DATA:
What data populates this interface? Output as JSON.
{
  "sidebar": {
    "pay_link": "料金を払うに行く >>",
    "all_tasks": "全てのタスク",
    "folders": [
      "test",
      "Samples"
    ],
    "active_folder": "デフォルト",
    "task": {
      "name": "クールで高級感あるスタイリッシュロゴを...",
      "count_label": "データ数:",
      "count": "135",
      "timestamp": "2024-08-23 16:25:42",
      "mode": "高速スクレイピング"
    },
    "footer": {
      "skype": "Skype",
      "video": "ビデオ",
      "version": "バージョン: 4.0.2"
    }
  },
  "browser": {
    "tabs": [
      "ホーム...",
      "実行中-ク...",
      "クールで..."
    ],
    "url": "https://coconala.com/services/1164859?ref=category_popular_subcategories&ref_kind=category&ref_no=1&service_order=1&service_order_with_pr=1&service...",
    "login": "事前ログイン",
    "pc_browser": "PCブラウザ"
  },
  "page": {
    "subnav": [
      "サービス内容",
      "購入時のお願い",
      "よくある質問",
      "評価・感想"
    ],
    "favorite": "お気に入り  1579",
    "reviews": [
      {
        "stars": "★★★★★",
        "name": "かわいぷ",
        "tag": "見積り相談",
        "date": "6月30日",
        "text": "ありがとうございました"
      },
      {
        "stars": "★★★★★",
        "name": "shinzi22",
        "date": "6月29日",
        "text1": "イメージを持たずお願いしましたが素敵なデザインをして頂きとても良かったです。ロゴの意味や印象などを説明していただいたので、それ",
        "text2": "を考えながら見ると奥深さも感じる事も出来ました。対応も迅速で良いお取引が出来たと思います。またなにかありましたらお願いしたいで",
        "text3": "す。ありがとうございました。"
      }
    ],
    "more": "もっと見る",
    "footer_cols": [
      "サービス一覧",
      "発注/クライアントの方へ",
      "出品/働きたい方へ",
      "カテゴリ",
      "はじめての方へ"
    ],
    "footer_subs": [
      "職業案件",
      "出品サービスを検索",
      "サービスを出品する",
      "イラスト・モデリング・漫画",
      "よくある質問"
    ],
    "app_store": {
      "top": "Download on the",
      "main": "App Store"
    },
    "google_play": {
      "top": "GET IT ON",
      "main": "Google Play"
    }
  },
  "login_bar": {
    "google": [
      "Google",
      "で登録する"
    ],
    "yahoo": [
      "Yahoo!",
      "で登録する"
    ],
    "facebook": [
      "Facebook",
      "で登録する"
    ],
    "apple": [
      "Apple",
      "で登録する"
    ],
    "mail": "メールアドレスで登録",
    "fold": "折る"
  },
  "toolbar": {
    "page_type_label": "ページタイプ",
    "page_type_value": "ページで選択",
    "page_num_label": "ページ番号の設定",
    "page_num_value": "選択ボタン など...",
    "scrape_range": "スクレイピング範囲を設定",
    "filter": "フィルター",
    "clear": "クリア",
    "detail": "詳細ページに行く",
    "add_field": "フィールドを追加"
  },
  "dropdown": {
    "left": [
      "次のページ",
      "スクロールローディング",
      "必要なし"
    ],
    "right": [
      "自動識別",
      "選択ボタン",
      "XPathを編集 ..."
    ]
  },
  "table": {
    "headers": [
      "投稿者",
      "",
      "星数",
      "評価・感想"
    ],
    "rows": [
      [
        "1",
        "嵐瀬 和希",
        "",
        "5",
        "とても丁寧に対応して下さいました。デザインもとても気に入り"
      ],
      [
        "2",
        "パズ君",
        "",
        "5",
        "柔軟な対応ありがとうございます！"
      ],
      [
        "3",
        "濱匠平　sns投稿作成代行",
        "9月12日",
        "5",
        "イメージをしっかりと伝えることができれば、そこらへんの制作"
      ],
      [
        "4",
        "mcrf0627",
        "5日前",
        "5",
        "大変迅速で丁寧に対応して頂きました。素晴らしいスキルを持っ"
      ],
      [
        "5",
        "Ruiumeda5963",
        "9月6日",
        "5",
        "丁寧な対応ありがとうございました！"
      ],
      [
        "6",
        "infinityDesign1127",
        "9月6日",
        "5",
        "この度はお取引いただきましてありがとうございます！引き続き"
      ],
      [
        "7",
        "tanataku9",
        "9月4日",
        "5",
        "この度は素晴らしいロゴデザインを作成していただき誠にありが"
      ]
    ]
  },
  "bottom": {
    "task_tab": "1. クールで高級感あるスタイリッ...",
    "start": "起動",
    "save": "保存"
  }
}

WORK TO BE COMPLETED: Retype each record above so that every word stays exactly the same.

SOLUTION TO THE EXERCISE:
What data populates this interface? Output as JSON.
{
  "sidebar": {
    "pay_link": "料金を払うに行く >>",
    "all_tasks": "全てのタスク",
    "folders": [
      "test",
      "Samples"
    ],
    "active_folder": "デフォルト",
    "task": {
      "name": "クールで高級感あるスタイリッシュロゴを...",
      "count_label": "データ数:",
      "count": "135",
      "timestamp": "2024-08-23 16:25:42",
      "mode": "高速スクレイピング"
    },
    "footer": {
      "skype": "Skype",
      "video": "ビデオ",
      "version": "バージョン: 4.0.2"
    }
  },
  "browser": {
    "tabs": [
      "ホーム...",
      "実行中-ク...",
      "クールで..."
    ],
    "url": "https://coconala.com/services/1164859?ref=category_popular_subcategories&ref_kind=category&ref_no=1&service_order=1&service_order_with_pr=1&service...",
    "login": "事前ログイン",
    "pc_browser": "PCブラウザ"
  },
  "page": {
    "subnav": [
      "サービス内容",
      "購入時のお願い",
      "よくある質問",
      "評価・感想"
    ],
    "favorite": "お気に入り  1579",
    "reviews": [
      {
        "stars": "★★★★★",
        "name": "かわいぷ",
        "tag": "見積り相談",
        "date": "6月30日",
        "text": "ありがとうございました"
      },
      {
        "stars": "★★★★★",
        "name": "shinzi22",
        "date": "6月29日",
        "text1": "イメージを持たずお願いしましたが素敵なデザインをして頂きとても良かったです。ロゴの意味や印象などを説明していただいたので、それ",
        "text2": "を考えながら見ると奥深さも感じる事も出来ました。対応も迅速で良いお取引が出来たと思います。またなにかありましたらお願いしたいで",
        "text3": "す。ありがとうございました。"
      }
    ],
    "more": "もっと見る",
    "footer_cols": [
      "サービス一覧",
      "発注/クライアントの方へ",
      "出品/働きたい方へ",
      "カテゴリ",
      "はじめての方へ"
    ],
    "footer_subs": [
      "職業案件",
      "出品サービスを検索",
      "サービスを出品する",
      "イラスト・モデリング・漫画",
      "よくある質問"
    ],
    "app_store": {
      "top": "Download on the",
      "main": "App Store"
    },
    "google_play": {
      "top": "GET IT ON",
      "main": "Google Play"
    }
  },
  "login_bar": {
    "google": [
      "Google",
      "で登録する"
    ],
    "yahoo": [
      "Yahoo!",
      "で登録する"
    ],
    "facebook": [
      "Facebook",
      "で登録する"
    ],
    "apple": [
      "Apple",
      "で登録する"
    ],
    "mail": "メールアドレスで登録",
    "fold": "折る"
  },
  "toolbar": {
    "page_type_label": "ページタイプ",
    "page_type_value": "ページで選択",
    "page_num_label": "ページ番号の設定",
    "page_num_value": "選択ボタン など...",
    "scrape_range": "スクレイピング範囲を設定",
    "filter": "フィルター",
    "clear": "クリア",
    "detail": "詳細ページに行く",
    "add_field": "フィールドを追加"
  },
  "dropdown": {
    "left": [
      "次のページ",
      "スクロールローディング",
      "必要なし"
    ],
    "right": [
      "自動識別",
      "選択ボタン",
      "XPathを編集 ..."
    ]
  },
  "table": {
    "headers": [
      "投稿者",
      "",
      "星数",
      "評価・感想"
    ],
    "rows": [
      [
        "1",
        "嵐瀬 和希",
        "",
        "5",
        "とても丁寧に対応して下さいました。デザインもとても気に入り"
      ],
      [
        "2",
        "パズ君",
        "",
        "5",
        "柔軟な対応ありがとうございます！"
      ],
      [
        "3",
        "濱匠平　sns投稿作成代行",
        "9月12日",
        "5",
        "イメージをしっかりと伝えることができれば、そこらへんの制作"
      ],
      [
        "4",
        "mcrf0627",
        "5日前",
        "5",
        "大変迅速で丁寧に対応して頂きました。素晴らしいスキルを持っ"
      ],
      [
        "5",
        "Ruiumeda5963",
        "9月6日",
        "5",
        "丁寧な対応ありがとうございました！"
      ],
      [
        "6",
        "infinityDesign1127",
        "9月6日",
        "5",
        "この度はお取引いただきましてありがとうございます！引き続き"
      ],
      [
        "7",
        "tanataku9",
        "9月4日",
        "5",
        "この度は素晴らしいロゴデザインを作成していただき誠にありが"
      ]
    ]
  },
  "bottom": {
    "task_tab": "1. クールで高級感あるスタイリッ...",
    "start": "起動",
    "save": "保存"
  }
}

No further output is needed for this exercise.